Units to ShedPaul LaViolette, Boston Scientific's chief operating officer, said drug-coated stents would represent 25% of sales in the combined company. That would include Taxus, as well as the shared rights for the drug-coated stent being developed by Guidant. Sharing the rights for the Guidant stent is part of his company's effort to avoid antitrust problems with the Federal Trade Commission. Boston Scientific also promises to divest Guidant's vascular intervention and endovascular businesses, which company officials estimated could fetch $3 billion. These businesses, which include stents, also feature catheters and guide wires for treating diseases of blood vessels outside the heart and brain.

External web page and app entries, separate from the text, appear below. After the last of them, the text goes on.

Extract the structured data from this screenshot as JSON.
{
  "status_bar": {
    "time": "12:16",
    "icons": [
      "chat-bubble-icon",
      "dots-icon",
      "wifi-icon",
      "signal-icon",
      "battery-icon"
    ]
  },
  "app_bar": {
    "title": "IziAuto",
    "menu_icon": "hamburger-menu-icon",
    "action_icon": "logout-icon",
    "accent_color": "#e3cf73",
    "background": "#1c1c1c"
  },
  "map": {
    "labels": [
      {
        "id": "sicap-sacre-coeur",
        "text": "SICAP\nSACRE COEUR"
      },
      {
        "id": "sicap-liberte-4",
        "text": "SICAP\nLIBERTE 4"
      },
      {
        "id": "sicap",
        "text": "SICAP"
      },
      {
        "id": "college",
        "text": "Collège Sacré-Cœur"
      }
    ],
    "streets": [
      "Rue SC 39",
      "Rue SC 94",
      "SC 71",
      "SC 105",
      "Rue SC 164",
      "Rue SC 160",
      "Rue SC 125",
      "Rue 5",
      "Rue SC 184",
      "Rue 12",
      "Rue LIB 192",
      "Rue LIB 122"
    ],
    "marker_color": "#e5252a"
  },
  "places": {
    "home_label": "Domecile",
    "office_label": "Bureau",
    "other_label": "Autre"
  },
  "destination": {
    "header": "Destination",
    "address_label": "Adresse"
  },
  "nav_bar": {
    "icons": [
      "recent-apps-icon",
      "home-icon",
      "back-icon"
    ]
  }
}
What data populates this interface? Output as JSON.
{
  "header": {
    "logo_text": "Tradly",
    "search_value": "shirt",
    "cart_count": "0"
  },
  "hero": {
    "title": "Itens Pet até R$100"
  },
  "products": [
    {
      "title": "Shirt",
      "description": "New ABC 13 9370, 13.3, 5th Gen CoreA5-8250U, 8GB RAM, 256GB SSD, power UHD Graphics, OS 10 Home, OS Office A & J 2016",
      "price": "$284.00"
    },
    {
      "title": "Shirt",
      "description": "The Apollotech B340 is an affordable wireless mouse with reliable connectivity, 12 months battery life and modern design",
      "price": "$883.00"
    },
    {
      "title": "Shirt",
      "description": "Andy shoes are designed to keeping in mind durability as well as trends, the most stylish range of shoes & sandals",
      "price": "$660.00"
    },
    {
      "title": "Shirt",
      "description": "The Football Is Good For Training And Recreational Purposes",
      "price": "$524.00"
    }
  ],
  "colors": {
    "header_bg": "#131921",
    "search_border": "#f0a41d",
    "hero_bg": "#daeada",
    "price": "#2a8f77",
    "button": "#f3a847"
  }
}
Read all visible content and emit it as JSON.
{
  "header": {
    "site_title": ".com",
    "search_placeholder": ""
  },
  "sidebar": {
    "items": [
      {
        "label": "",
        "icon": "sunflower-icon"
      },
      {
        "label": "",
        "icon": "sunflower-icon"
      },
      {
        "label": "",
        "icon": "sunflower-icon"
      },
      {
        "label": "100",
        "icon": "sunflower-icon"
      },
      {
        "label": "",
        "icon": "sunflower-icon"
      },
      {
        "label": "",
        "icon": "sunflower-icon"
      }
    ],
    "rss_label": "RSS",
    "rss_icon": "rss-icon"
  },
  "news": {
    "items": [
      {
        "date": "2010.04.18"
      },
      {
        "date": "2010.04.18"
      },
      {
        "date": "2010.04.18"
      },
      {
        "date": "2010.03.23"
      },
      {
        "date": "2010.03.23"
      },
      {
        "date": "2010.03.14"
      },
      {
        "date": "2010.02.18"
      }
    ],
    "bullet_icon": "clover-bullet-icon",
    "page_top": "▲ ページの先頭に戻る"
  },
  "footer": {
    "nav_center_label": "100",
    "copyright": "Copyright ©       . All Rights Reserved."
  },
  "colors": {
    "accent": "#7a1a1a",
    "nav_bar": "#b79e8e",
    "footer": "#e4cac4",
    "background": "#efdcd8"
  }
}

"The combination of Guidant and Boston Scientific will create the world's leading cardiovascular device company accelerating diversification and growth," Boston Scientific says. "The shareholders of both Guidant and Boston Scientific will benefit from the significant upside potential of the combined company, which will be strongly positioned in a wide range of medical markets and be supported by a more diversified base of revenues and earnings. Boston Scientific's shares are down 23% this year despite a roughly 17% runup since the start of October that has reflected speculation that it was a takeover target. Based on Friday's close of $27.33, they trade at 14.9 times the 2005 Thomson First Call earnings consensus of $1.84 a share and 14.5 times the 2006 consensus of $1.89 a share. The $72-a-share offer is roughly 35.4 times the 2005 Thomson First Call consensus earnings estimate for Guidant of $2.03 a share, although the company has significant balance sheet cash. Shares of several other medical device makers traded actively, most notably St. Jude Medical ( STJ), the third-biggest cardiac rhythm management company behind Medtronic and Guidant. St. Jude periodically appears as a subject of takeover speculation, and Monday was no exception. "Should Johnson & Johnson lose the Guidant franchise, the next likely dance partner is St. Jude," said Wuensch of Harris Nesbitt. St. Jude's stock climbed $2.29, or 4.7%, to $50.56 in heavy trading. Medtronic's stock was up 51 cents, or 0.9%, to $56.29. Abbott was off 37 cents, or 1%, to $38.19.